    TH’s comments jive with what I’d heard years ago (and I found this blog following up on that information from 2004). The story at the time was that there should be enough plants by 2009/2010 that it would be commercially viable to produce un-caffeinated coffee. Sadly, this has not materialized, and most of what I’ve read in this hunt are stories from 2009 about the “new” discover of the Charrier Coffee bean, adn it should be available in a few years… -sigh-

    I love coffee, but would love to get off of the caffeine.

    Coffee good; addiction bad.

  • http://www.facebook.com/people/Joonhee-Hong/100000503735456 Joonhee Hong

    Could I get this coffee sample? I think that the coffee drink is revolutionary one if it is made from the coffee bean.

  • memorie

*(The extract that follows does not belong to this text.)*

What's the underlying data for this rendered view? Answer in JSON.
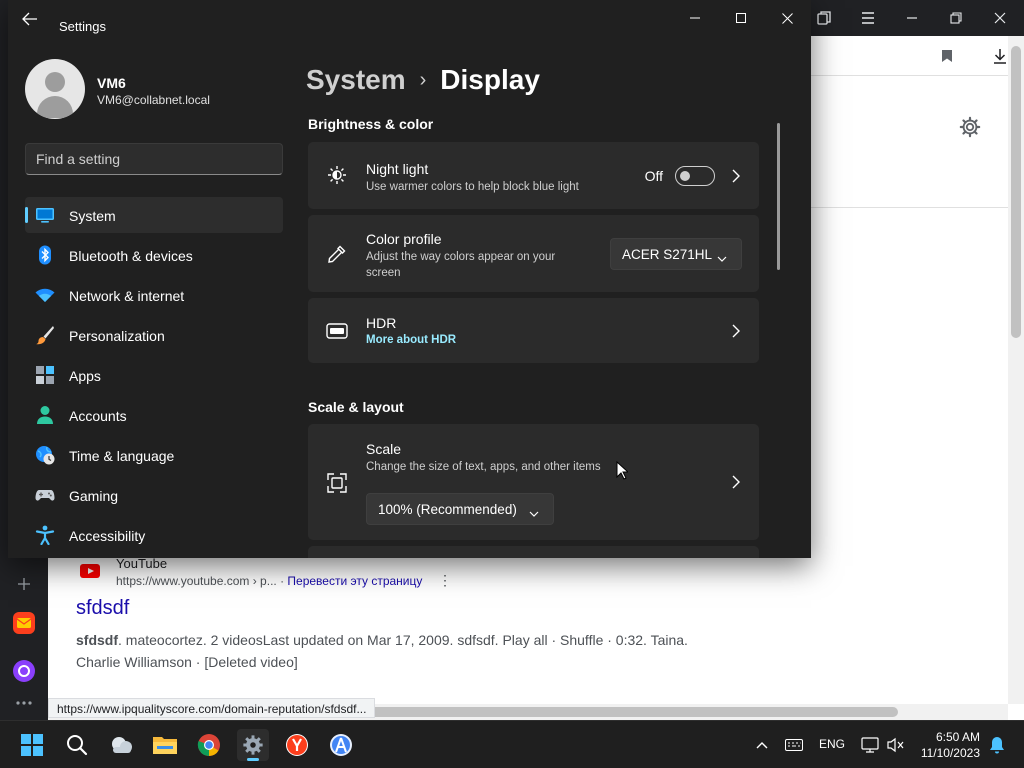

    Just a note…..i am avid coffee drinker…and take alot of kidding about my motor oil!……i am 46 years old and have given up sodas. Coffee or water so i would be interested in trying the coffee for you….sincerely memorie